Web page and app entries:
=== Section Start ===
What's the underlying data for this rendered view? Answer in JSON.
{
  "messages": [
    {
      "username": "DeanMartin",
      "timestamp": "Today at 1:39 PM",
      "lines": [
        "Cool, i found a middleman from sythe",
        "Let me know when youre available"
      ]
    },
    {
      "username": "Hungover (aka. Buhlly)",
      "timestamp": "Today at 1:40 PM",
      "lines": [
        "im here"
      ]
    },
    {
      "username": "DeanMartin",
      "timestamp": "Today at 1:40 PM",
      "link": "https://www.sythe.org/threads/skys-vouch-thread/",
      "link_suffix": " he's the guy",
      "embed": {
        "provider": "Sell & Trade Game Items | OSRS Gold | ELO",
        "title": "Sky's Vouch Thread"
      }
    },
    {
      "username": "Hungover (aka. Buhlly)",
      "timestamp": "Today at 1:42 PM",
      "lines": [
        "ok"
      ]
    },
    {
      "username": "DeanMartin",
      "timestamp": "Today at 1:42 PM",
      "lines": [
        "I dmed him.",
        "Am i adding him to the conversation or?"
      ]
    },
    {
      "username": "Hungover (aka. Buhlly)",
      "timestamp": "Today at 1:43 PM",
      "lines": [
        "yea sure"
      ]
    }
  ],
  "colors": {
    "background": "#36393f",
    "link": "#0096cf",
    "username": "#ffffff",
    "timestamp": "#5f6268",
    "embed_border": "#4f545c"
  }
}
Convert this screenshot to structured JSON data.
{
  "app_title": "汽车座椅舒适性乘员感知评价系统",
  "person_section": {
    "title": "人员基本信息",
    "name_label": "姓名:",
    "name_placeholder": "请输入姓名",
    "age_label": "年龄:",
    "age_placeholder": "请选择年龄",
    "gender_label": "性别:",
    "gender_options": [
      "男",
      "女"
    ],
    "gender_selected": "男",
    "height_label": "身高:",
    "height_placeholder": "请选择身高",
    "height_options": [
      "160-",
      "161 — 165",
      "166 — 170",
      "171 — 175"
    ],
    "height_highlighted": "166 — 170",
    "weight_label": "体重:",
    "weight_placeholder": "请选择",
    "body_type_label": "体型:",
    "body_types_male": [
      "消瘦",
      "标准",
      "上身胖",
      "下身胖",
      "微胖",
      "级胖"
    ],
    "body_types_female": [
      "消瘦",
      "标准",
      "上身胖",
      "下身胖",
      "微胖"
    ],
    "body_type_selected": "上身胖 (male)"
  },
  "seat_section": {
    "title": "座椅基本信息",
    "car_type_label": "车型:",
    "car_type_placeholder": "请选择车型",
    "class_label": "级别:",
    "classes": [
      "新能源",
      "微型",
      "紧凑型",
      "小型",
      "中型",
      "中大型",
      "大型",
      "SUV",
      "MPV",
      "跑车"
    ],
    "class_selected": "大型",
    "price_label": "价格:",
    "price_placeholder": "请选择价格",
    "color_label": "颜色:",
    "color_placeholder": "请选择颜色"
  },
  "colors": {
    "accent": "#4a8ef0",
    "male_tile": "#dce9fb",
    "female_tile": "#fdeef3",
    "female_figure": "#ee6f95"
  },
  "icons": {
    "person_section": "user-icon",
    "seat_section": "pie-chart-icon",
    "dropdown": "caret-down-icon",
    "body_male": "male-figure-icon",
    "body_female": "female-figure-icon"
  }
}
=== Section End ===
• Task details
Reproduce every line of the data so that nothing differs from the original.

• Answer
What's the underlying data for this rendered view? Answer in JSON.
{
  "messages": [
    {
      "username": "DeanMartin",
      "timestamp": "Today at 1:39 PM",
      "lines": [
        "Cool, i found a middleman from sythe",
        "Let me know when youre available"
      ]
    },
    {
      "username": "Hungover (aka. Buhlly)",
      "timestamp": "Today at 1:40 PM",
      "lines": [
        "im here"
      ]
    },
    {
      "username": "DeanMartin",
      "timestamp": "Today at 1:40 PM",
      "link": "https://www.sythe.org/threads/skys-vouch-thread/",
      "link_suffix": " he's the guy",
      "embed": {
        "provider": "Sell & Trade Game Items | OSRS Gold | ELO",
        "title": "Sky's Vouch Thread"
      }
    },
    {
      "username": "Hungover (aka. Buhlly)",
      "timestamp": "Today at 1:42 PM",
      "lines": [
        "ok"
      ]
    },
    {
      "username": "DeanMartin",
      "timestamp": "Today at 1:42 PM",
      "lines": [
        "I dmed him.",
        "Am i adding him to the conversation or?"
      ]
    },
    {
      "username": "Hungover (aka. Buhlly)",
      "timestamp": "Today at 1:43 PM",
      "lines": [
        "yea sure"
      ]
    }
  ],
  "colors": {
    "background": "#36393f",
    "link": "#0096cf",
    "username": "#ffffff",
    "timestamp": "#5f6268",
    "embed_border": "#4f545c"
  }
}
Convert this screenshot to structured JSON data.
{
  "app_title": "汽车座椅舒适性乘员感知评价系统",
  "person_section": {
    "title": "人员基本信息",
    "name_label": "姓名:",
    "name_placeholder": "请输入姓名",
    "age_label": "年龄:",
    "age_placeholder": "请选择年龄",
    "gender_label": "性别:",
    "gender_options": [
      "男",
      "女"
    ],
    "gender_selected": "男",
    "height_label": "身高:",
    "height_placeholder": "请选择身高",
    "height_options": [
      "160-",
      "161 — 165",
      "166 — 170",
      "171 — 175"
    ],
    "height_highlighted": "166 — 170",
    "weight_label": "体重:",
    "weight_placeholder": "请选择",
    "body_type_label": "体型:",
    "body_types_male": [
      "消瘦",
      "标准",
      "上身胖",
      "下身胖",
      "微胖",
      "级胖"
    ],
    "body_types_female": [
      "消瘦",
      "标准",
      "上身胖",
      "下身胖",
      "微胖"
    ],
    "body_type_selected": "上身胖 (male)"
  },
  "seat_section": {
    "title": "座椅基本信息",
    "car_type_label": "车型:",
    "car_type_placeholder": "请选择车型",
    "class_label": "级别:",
    "classes": [
      "新能源",
      "微型",
      "紧凑型",
      "小型",
      "中型",
      "中大型",
      "大型",
      "SUV",
      "MPV",
      "跑车"
    ],
    "class_selected": "大型",
    "price_label": "价格:",
    "price_placeholder": "请选择价格",
    "color_label": "颜色:",
    "color_placeholder": "请选择颜色"
  },
  "colors": {
    "accent": "#4a8ef0",
    "male_tile": "#dce9fb",
    "female_tile": "#fdeef3",
    "female_figure": "#ee6f95"
  },
  "icons": {
    "person_section": "user-icon",
    "seat_section": "pie-chart-icon",
    "dropdown": "caret-down-icon",
    "body_male": "male-figure-icon",
    "body_female": "female-figure-icon"
  }
}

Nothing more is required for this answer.